■ **Activity**
Of the entries below, copy only those lines that contain the word "data".

Material for the task below:

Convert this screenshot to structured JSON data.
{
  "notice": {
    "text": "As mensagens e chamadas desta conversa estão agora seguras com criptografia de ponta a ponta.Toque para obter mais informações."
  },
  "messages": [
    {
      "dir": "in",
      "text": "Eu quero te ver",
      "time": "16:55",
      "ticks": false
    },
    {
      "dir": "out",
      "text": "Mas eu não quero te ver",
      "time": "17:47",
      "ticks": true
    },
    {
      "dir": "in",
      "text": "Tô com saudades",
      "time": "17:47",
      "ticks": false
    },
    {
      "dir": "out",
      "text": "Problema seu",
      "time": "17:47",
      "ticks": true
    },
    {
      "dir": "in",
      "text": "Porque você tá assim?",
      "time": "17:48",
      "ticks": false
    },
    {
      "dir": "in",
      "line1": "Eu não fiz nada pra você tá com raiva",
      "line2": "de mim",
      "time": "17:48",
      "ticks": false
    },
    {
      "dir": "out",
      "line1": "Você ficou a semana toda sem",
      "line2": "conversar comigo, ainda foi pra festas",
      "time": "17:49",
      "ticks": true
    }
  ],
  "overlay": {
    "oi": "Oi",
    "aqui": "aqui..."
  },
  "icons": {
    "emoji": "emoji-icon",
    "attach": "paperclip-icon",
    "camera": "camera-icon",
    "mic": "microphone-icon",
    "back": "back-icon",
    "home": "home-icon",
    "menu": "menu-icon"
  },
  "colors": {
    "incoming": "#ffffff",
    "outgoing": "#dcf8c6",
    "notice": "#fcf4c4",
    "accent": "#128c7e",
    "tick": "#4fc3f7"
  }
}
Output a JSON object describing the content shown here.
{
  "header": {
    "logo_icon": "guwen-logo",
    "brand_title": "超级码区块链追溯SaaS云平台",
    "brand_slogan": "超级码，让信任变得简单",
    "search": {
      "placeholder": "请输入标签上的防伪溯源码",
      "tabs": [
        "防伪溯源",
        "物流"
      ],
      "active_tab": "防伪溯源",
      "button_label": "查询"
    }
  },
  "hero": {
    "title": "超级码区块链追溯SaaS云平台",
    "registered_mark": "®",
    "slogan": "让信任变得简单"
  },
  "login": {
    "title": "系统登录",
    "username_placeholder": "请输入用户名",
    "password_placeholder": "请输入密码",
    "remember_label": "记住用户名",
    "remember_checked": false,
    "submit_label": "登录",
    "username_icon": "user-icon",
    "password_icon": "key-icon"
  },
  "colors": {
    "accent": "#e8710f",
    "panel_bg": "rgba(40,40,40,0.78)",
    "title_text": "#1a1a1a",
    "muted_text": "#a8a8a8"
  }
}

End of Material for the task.
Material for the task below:

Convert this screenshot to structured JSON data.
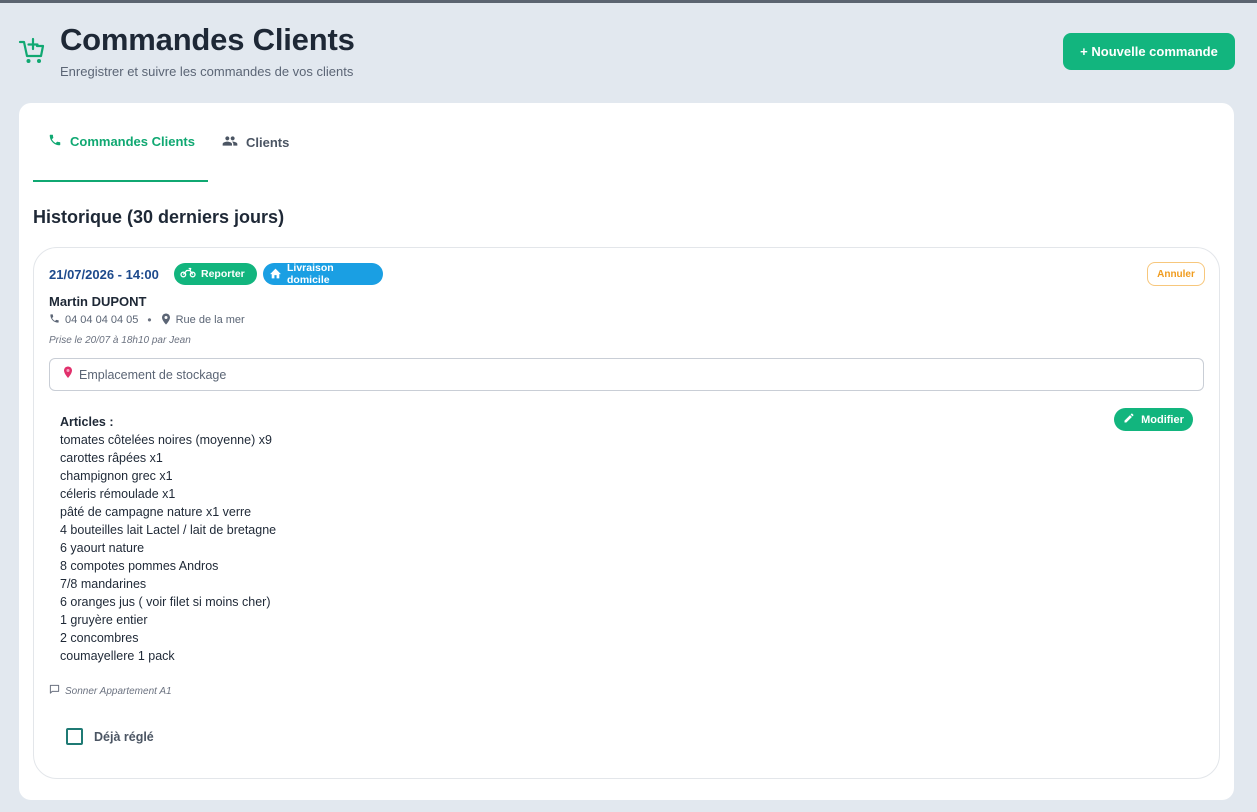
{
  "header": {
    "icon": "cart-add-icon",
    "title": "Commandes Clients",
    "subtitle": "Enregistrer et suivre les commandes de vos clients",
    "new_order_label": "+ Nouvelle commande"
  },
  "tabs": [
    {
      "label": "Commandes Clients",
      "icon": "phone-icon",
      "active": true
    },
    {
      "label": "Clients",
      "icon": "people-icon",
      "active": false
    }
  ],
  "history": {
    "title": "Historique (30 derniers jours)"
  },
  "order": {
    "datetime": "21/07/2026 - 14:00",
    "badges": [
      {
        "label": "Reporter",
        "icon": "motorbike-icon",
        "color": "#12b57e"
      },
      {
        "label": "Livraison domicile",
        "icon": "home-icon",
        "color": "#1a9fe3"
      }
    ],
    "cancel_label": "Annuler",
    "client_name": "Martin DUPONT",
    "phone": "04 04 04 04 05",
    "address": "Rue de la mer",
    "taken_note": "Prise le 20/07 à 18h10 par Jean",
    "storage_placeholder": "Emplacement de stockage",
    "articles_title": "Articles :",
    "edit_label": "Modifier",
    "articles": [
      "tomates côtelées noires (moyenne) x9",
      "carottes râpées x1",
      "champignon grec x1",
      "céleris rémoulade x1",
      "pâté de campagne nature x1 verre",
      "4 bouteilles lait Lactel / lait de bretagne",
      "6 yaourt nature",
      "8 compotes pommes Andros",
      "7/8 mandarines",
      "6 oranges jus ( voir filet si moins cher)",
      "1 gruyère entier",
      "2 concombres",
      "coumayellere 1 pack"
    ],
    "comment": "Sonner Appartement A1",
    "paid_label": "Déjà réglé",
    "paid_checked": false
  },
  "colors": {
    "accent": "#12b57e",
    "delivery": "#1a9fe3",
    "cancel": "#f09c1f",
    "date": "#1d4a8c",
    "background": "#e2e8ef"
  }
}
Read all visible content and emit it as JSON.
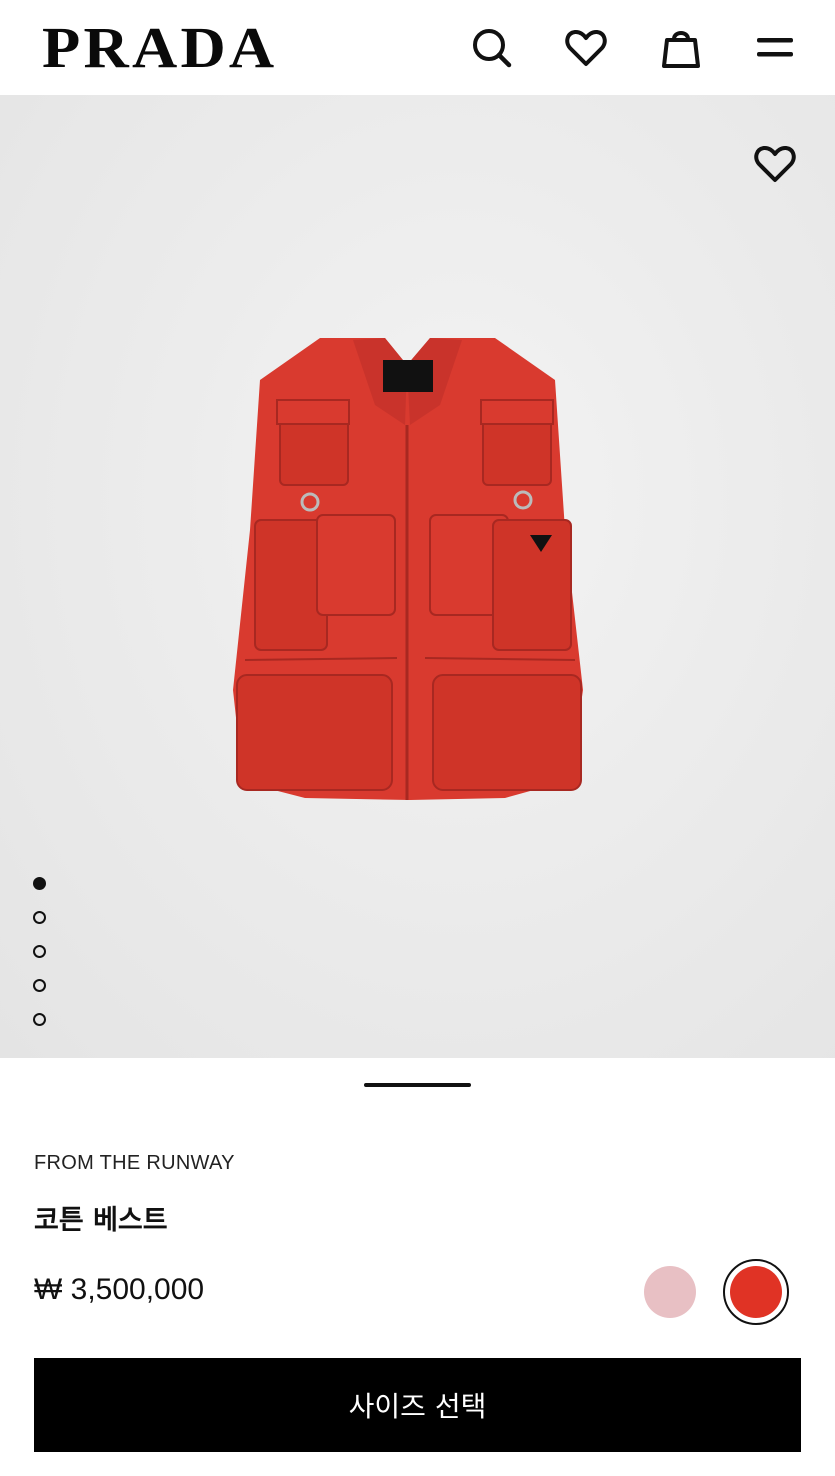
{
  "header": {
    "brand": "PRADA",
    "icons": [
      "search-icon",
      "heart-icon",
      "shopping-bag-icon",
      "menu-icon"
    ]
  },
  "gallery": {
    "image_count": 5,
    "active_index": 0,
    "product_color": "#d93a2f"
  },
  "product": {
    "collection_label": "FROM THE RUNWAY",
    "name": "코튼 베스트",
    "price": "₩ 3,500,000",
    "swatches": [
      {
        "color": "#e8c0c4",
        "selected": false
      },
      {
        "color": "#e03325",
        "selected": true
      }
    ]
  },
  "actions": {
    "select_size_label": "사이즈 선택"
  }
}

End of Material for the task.
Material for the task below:

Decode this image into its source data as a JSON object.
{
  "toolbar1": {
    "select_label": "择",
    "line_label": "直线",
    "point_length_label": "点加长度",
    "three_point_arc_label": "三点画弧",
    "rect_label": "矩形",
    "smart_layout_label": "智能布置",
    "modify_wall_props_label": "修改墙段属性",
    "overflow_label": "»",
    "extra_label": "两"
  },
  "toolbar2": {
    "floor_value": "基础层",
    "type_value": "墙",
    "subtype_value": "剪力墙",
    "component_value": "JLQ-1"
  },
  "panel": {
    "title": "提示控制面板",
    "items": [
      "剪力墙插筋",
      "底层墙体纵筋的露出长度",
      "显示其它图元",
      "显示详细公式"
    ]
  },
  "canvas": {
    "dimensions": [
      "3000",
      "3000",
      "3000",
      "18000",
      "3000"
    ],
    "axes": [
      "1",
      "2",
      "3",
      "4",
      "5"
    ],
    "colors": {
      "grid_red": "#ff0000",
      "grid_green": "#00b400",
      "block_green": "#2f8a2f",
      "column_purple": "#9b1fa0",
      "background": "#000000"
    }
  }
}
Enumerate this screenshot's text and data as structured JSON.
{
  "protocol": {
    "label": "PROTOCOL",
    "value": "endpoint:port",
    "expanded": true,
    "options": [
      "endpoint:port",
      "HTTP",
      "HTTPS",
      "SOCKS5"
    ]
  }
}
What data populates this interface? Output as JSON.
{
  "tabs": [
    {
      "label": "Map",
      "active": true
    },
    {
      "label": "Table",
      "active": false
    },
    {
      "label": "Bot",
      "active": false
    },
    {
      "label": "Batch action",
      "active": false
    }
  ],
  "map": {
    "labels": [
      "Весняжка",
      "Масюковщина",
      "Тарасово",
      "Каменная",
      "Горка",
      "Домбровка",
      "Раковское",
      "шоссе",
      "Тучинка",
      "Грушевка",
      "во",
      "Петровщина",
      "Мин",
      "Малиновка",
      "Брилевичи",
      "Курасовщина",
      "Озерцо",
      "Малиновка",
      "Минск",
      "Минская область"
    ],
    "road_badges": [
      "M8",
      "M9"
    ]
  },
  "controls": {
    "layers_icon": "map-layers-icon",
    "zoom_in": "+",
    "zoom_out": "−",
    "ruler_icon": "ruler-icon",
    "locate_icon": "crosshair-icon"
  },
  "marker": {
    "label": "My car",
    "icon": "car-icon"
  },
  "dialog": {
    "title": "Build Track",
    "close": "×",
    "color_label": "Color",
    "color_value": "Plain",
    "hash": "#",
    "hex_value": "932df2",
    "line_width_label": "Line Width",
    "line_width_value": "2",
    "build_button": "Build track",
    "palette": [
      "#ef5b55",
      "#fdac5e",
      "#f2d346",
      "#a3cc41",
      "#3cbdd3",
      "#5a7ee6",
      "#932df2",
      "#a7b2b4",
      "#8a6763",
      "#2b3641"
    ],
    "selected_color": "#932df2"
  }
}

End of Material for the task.

■ **Answer**
Convert this screenshot to structured JSON data.
Convert this screenshot to structured JSON data.
Decode this image into its source data as a JSON object.
Enumerate this screenshot's text and data as structured JSON.
What data populates this interface? Output as JSON.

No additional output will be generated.